Enter UC Davis AI
In 1994 I had the opportunity to co-found a strategic partnership between UC Davis and Mars. Professor Emeritus Carl Keen in nutrition and internal medicine and Professor Bob Powell in materials science and chemical engineering were the UC Davis co-founders.
This partnership enabled me to find Professor Ilias Tagkopoulos in 2015, a faculty member in computer science and the genome and biomedical sciences center. Professor Tagkopoulos is a leader in machine learning and AI, with a particular interest in applying these tools to unraveling mysteries at the interface of food and health, including in our digestive tracts where trillions of our friends and enemies reside.
The Latest Research
With this new team assembled, we got to work. Our paper reviews the current understanding of the gut microbiome and various ways food can play a key role in improving or damaging our digestive tracks, as well as the community balance of good versus bad microbial actors. The science is intense and complex. The questions, however, are basic:
- Can probiotics in fermented foods such as yogurt be helpful given the seeding of our digestive tracts with microbes mostly happens when we are infants?
- Is it more important to feed the good microbes in our digestive tracts by feeding ourselves with certain types of fiber they prefer compared to what the bad guys like?
- What kinds of protein are best for our digestive tract microbes: plant-based or animal-based?
- Is it possible to create convenient diagnostics, such as wearable devices, to monitor how trillions of our microbial friends are feeling and what we should feed them via our diet to make them happier?
Given how little we actually know about our diet and how it impacts the world within us, the questions are endless.
Exponential Business Opportunities in Food AI
A key point of our paper is that data science and AI are now sufficiently advanced enough to start answering these questions. Like so many other areas of our life, AI can revolutionize the role food can play in improving consumer health AND create new opportunities for reducing healthcare costs.
This revolution can enable an entirely new class of AI-based companies to thrive in the multi-TRILLION-dollar food sector. These new business-creation opportunities are especially exciting because the exponential growth and value created as AI is integrated into the business model.
Enter the Graduate School of Management and Innovation + Entrepreneurship
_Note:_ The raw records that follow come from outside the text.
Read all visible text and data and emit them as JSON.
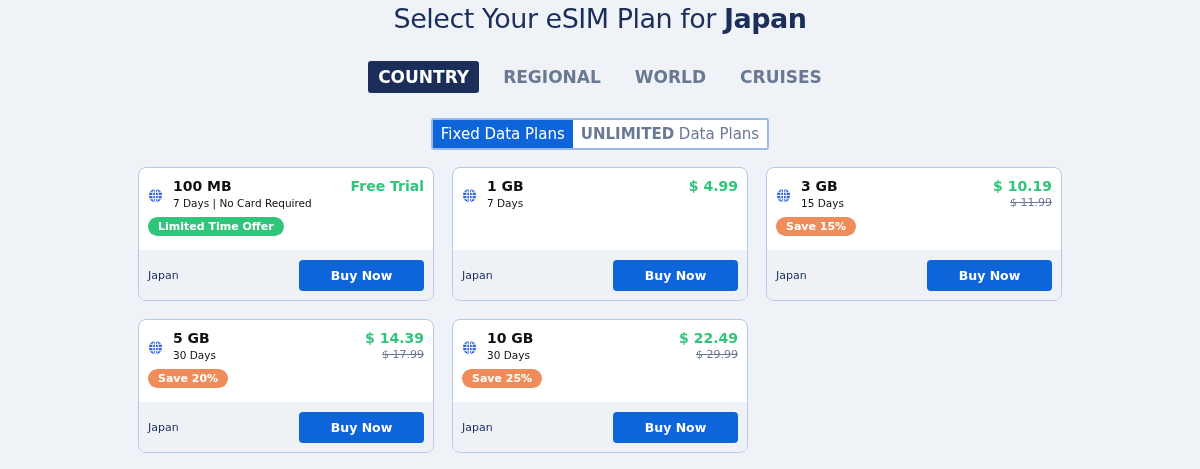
{
  "title": "Select Your eSIM Plan for **Japan**",
  "tabs": [
    {
      "label": "COUNTRY",
      "selected": true
    },
    {
      "label": "REGIONAL",
      "selected": false
    },
    {
      "label": "WORLD",
      "selected": false
    },
    {
      "label": "CRUISES",
      "selected": false
    }
  ],
  "plan_toggle": [
    {
      "label": "Fixed Data Plans",
      "selected": true
    },
    {
      "label": "**UNLIMITED** Data Plans",
      "selected": false
    }
  ],
  "plans": [
    {
      "data": "100 MB",
      "details": "7 Days | No Card Required",
      "price": "Free Trial",
      "badge": {
        "text": "Limited Time Offer",
        "color": "#2fc57a"
      },
      "country": "Japan",
      "button": "Buy Now"
    },
    {
      "data": "1 GB",
      "details": "7 Days",
      "price": "$ 4.99",
      "country": "Japan",
      "button": "Buy Now"
    },
    {
      "data": "3 GB",
      "details": "15 Days",
      "price": "$ 10.19",
      "original_price": "$ 11.99",
      "badge": {
        "text": "Save 15%",
        "color": "#ef8c5a"
      },
      "country": "Japan",
      "button": "Buy Now"
    },
    {
      "data": "5 GB",
      "details": "30 Days",
      "price": "$ 14.39",
      "original_price": "$ 17.99",
      "badge": {
        "text": "Save 20%",
        "color": "#ef8c5a"
      },
      "country": "Japan",
      "button": "Buy Now"
    },
    {
      "data": "10 GB",
      "details": "30 Days",
      "price": "$ 22.49",
      "original_price": "$ 29.99",
      "badge": {
        "text": "Save 25%",
        "color": "#ef8c5a"
      },
      "country": "Japan",
      "button": "Buy Now"
    }
  ]
}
None of these discoveries would have happened without the support of the team at the Graduate School of Management (GSM) and their culture of collaboration and entrepreneurship.
I enjoyed immensely the honor of serving two terms as the Arthur and Carlyse Ciocca Visiting Professor of Innovation and Entrepreneurship at the GSM. The class I developed as visiting professor sparked a collaboration with GSM Professor Andy Hargadon, faculty director of the Mike and Renee Child Institute for Innovation and Entrepreneurship, and Dean H. Rao Unnava to create the Food and Agriculture Industry Immersion for MBA and graduate students in food sciences, now led by industry expert Julie Morris.
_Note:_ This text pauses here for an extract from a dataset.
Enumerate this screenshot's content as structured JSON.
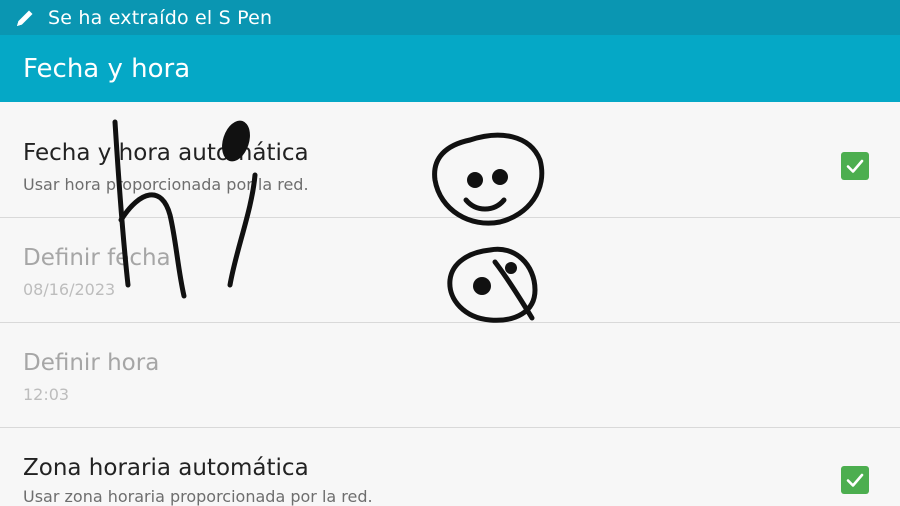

The paper that I co-authored with Professor Tagkopoulos and members of his lab team represents a case study for how the best executives can lead the best businesses in the food industry. Namely, by putting AI at the center of the business model to gain competitive advantage in design of products and services, intellectual property development, consumer understanding, speed to market, etc. In other words, every CEO’s vision: better, faster and more cost effective.
The UC Davis innovation ecosystem has all the world-class ingredients to create a healthier food system, including AI.